* _What needs to be done_:
Each record below needs to be set down again exactly.
Task data: Begin
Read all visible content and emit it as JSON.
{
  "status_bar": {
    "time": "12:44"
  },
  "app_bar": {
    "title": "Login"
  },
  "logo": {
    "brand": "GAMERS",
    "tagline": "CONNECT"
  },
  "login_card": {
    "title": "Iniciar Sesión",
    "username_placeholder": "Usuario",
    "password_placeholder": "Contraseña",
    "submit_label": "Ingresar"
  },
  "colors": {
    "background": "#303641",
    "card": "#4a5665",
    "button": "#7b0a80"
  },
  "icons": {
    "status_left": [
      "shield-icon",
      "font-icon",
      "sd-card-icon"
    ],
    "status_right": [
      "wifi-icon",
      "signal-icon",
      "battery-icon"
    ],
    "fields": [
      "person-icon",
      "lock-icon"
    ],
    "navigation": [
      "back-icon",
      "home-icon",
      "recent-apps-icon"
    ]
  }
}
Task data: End
* _Solved problem_:
Read all visible content and emit it as JSON.
{
  "status_bar": {
    "time": "12:44"
  },
  "app_bar": {
    "title": "Login"
  },
  "logo": {
    "brand": "GAMERS",
    "tagline": "CONNECT"
  },
  "login_card": {
    "title": "Iniciar Sesión",
    "username_placeholder": "Usuario",
    "password_placeholder": "Contraseña",
    "submit_label": "Ingresar"
  },
  "colors": {
    "background": "#303641",
    "card": "#4a5665",
    "button": "#7b0a80"
  },
  "icons": {
    "status_left": [
      "shield-icon",
      "font-icon",
      "sd-card-icon"
    ],
    "status_right": [
      "wifi-icon",
      "signal-icon",
      "battery-icon"
    ],
    "fields": [
      "person-icon",
      "lock-icon"
    ],
    "navigation": [
      "back-icon",
      "home-icon",
      "recent-apps-icon"
    ]
  }
}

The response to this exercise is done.